Essay 1.docx - Shanice Finch HIST 152 Essay Novel All Quiet on the Western Front In Erich Maria Remarque\u2019s novel All Quiet on the Western Front the

Essay 1.docx - Shanice Finch HIST 152 Essay Novel All Quiet...

This preview shows page 1 - 3 out of 5 pages.

Shanice Finch HIST 152 Essay Novel All Quiet on the Western Front In Erich Maria Remarque’s novel, All Quiet on the Western Front , the reality of World War I is revealed through the life of a young soldier, Paul Baumer and his German company. One can recognize that during the time of this war, soldiers did in fact experience horrendous conditions and these conditions and experiences changed their lives forever. What this novel address, is much of the everyday life that a solider had to endure, all told through a first-person narrative of Paul Baumer. Through the experiences and narration of character Baumer, Remarque addresses many aspects of the war that affected soldiers fighting on all sides of the battle. Remarque uses this novel as a platform to show how trench warfare effects, death, and living conditions affected a soldier’s strength during World War I and also how forces such as comradery and so-called “war luxuries” left soldiers to fight and endure another day. In the very first chapters, Paul is seen as a character who is easily detached from emotion. Although his character experiences much grief and death, such as the death of a comrade Kemmerich, Paul is still seen desensitizing his emotions of death along with his group of war brothers. This was a common coping-mechanism for many of the soldiers in World War I because of the effects that their emotions could have had on them during the war. In the novel many times, the men in Paul’s company are seen playing around or making light of situations that would normally be taken more seriously. This is a huge example of behaviors and conditions that helped these men to not only survive the conditions but to experience some form
of joy, release, or humor. Instead of grieving and truly settling into the harsh realities that they faced in the war, Paul, his comrades, and those in his company resorted to numbing themselves to emotions, all undergirded by their humor and joy in comradery. In the very beginning of the book, the men are playing cards, smoking, and having what seems like an enjoyable time in a horrible place.

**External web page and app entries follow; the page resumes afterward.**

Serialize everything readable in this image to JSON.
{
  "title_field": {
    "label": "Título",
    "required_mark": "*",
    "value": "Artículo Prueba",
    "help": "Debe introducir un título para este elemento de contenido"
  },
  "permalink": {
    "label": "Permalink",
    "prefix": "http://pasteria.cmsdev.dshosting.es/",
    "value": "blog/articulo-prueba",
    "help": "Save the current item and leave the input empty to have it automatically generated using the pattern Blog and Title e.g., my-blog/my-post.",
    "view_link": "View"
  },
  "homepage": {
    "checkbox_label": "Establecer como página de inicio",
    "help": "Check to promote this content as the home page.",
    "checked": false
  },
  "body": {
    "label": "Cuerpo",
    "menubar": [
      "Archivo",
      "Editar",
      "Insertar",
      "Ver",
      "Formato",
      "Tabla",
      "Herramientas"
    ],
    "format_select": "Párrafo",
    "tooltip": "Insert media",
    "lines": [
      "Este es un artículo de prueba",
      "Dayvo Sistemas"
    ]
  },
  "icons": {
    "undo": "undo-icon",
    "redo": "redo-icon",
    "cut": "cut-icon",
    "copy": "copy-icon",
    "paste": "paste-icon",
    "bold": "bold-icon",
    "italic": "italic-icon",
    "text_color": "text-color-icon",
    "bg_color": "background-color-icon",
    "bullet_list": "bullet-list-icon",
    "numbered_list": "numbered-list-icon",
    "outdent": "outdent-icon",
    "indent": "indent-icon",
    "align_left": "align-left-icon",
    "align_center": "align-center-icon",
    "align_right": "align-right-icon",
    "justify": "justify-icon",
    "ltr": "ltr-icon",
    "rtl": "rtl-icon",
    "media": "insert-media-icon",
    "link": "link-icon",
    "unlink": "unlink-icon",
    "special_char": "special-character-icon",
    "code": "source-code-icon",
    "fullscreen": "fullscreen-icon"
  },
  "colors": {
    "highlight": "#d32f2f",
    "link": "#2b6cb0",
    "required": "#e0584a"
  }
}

Although two men, Joseph Behn and Kemmerich are presumed dead and on the road to death, Paul and his friends are numbing their emotions by refusing to mourn the men.

  • Left Quote Icon

    Student Picture

  • Left Quote Icon

    Student Picture

  • Left Quote Icon

    Student Picture